▶ [What is needed]
Each line of the data below that holds the word "MPEG" is to be reported in full.

▶ [Data for processing]

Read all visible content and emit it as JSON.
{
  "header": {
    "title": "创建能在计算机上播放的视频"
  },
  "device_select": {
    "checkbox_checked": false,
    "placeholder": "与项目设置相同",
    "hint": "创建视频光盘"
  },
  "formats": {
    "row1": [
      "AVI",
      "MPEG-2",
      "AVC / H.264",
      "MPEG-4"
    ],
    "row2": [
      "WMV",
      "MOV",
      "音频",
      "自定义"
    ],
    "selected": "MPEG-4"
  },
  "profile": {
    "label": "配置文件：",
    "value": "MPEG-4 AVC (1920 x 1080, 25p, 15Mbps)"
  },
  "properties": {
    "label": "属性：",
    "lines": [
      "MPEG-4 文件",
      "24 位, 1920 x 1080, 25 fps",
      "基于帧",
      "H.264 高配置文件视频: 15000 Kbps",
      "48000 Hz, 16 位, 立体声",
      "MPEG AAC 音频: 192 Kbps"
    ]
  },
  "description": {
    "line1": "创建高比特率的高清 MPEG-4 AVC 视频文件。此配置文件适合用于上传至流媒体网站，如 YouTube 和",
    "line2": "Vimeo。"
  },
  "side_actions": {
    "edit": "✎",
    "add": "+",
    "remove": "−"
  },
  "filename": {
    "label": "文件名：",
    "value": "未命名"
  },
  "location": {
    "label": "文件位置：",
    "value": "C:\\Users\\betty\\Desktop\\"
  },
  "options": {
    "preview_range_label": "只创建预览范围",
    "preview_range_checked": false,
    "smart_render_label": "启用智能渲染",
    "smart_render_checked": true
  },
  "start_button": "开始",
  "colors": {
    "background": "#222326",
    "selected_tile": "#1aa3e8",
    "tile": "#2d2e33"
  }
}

▶ [Written solution]
      "MPEG-2",
      "MPEG-4"
    "selected": "MPEG-4"
    "value": "MPEG-4 AVC (1920 x 1080, 25p, 15Mbps)"
      "MPEG-4 文件",
      "MPEG AAC 音频: 192 Kbps"
    "line1": "创建高比特率的高清 MPEG-4 AVC 视频文件。此配置文件适合用于上传至流媒体网站，如 YouTube 和",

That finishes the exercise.